Gather up every line from the entries below that uses the word "Download".

[Data records Boundary: Start]

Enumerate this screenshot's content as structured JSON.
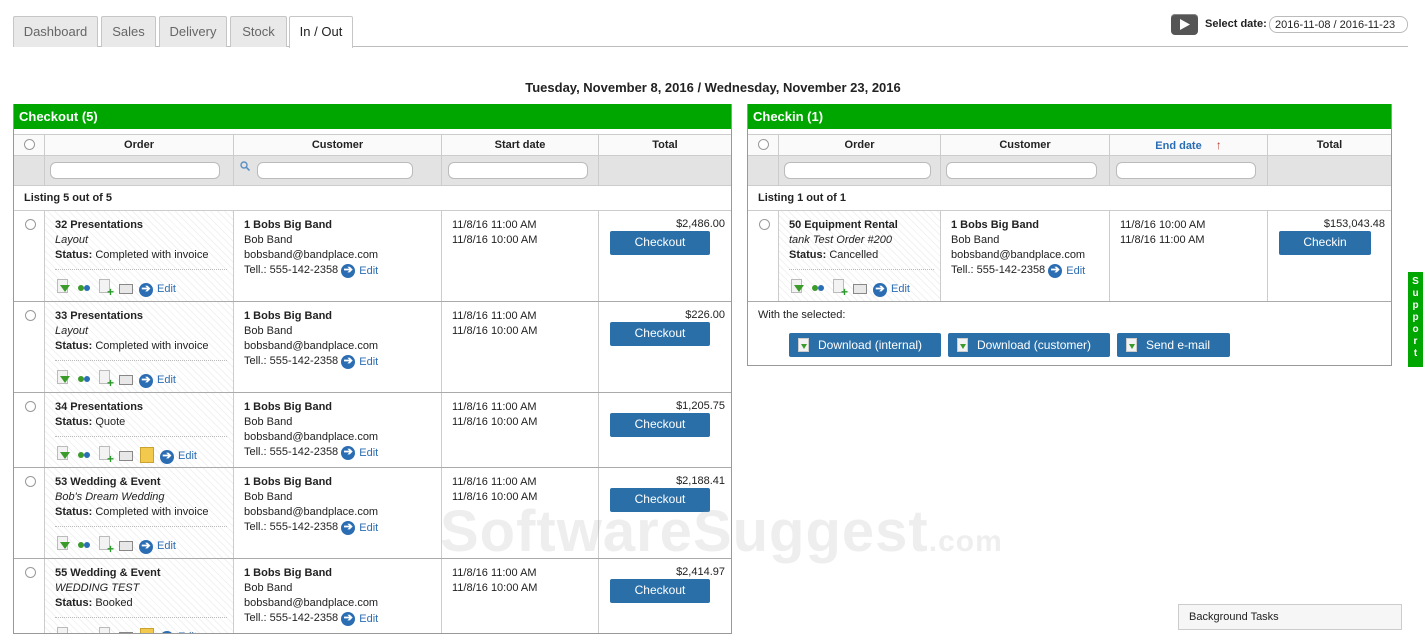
{
  "tabs": [
    "Dashboard",
    "Sales",
    "Delivery",
    "Stock",
    "In / Out"
  ],
  "active_tab": "In / Out",
  "date_select": {
    "label": "Select date:",
    "value": "2016-11-08 / 2016-11-23"
  },
  "range_title": "Tuesday, November 8, 2016 / Wednesday, November 23, 2016",
  "checkout": {
    "title": "Checkout (5)",
    "columns": [
      "Order",
      "Customer",
      "Start date",
      "Total"
    ],
    "listing": "Listing 5 out of 5",
    "button_label": "Checkout",
    "edit_label": "Edit",
    "rows": [
      {
        "order": "32 Presentations",
        "sub": "Layout",
        "status_label": "Status:",
        "status": " Completed with invoice",
        "customer": "1 Bobs Big Band",
        "contact": "Bob Band",
        "email": "bobsband@bandplace.com",
        "phone": "Tell.: 555-142-2358",
        "date1": "11/8/16 11:00 AM",
        "date2": "11/8/16 10:00 AM",
        "total": "$2,486.00"
      },
      {
        "order": "33 Presentations",
        "sub": "Layout",
        "status_label": "Status:",
        "status": " Completed with invoice",
        "customer": "1 Bobs Big Band",
        "contact": "Bob Band",
        "email": "bobsband@bandplace.com",
        "phone": "Tell.: 555-142-2358",
        "date1": "11/8/16 11:00 AM",
        "date2": "11/8/16 10:00 AM",
        "total": "$226.00"
      },
      {
        "order": "34 Presentations",
        "sub": "",
        "status_label": "Status:",
        "status": " Quote",
        "customer": "1 Bobs Big Band",
        "contact": "Bob Band",
        "email": "bobsband@bandplace.com",
        "phone": "Tell.: 555-142-2358",
        "date1": "11/8/16 11:00 AM",
        "date2": "11/8/16 10:00 AM",
        "total": "$1,205.75"
      },
      {
        "order": "53 Wedding & Event",
        "sub": "Bob's Dream Wedding",
        "status_label": "Status:",
        "status": " Completed with invoice",
        "customer": "1 Bobs Big Band",
        "contact": "Bob Band",
        "email": "bobsband@bandplace.com",
        "phone": "Tell.: 555-142-2358",
        "date1": "11/8/16 11:00 AM",
        "date2": "11/8/16 10:00 AM",
        "total": "$2,188.41"
      },
      {
        "order": "55 Wedding & Event",
        "sub": "WEDDING TEST",
        "status_label": "Status:",
        "status": " Booked",
        "customer": "1 Bobs Big Band",
        "contact": "Bob Band",
        "email": "bobsband@bandplace.com",
        "phone": "Tell.: 555-142-2358",
        "date1": "11/8/16 11:00 AM",
        "date2": "11/8/16 10:00 AM",
        "total": "$2,414.97"
      }
    ]
  },
  "checkin": {
    "title": "Checkin (1)",
    "columns": [
      "Order",
      "Customer",
      "End date",
      "Total"
    ],
    "sort_indicator": "↑",
    "listing": "Listing 1 out of 1",
    "button_label": "Checkin",
    "edit_label": "Edit",
    "row": {
      "order": "50 Equipment Rental",
      "sub": "tank Test Order #200",
      "status_label": "Status:",
      "status": " Cancelled",
      "customer": "1 Bobs Big Band",
      "contact": "Bob Band",
      "email": "bobsband@bandplace.com",
      "phone": "Tell.: 555-142-2358",
      "date1": "11/8/16 10:00 AM",
      "date2": "11/8/16 11:00 AM",
      "total": "$153,043.48"
    },
    "with_selected": "With the selected:",
    "actions": [
      "Download (internal)",
      "Download (customer)",
      "Send e-mail"
    ]
  },
  "watermark": {
    "main": "SoftwareSuggest",
    "suffix": ".com"
  },
  "support_label": "Support",
  "background_tasks": "Background Tasks",
  "colors": {
    "panel_header": "#00a600",
    "button": "#2a6fa8",
    "link": "#2b6db3",
    "sort_arrow": "#c0392b"
  }
}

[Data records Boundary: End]

• _Finished exercise_:
      "Download (internal)",
      "Download (customer)",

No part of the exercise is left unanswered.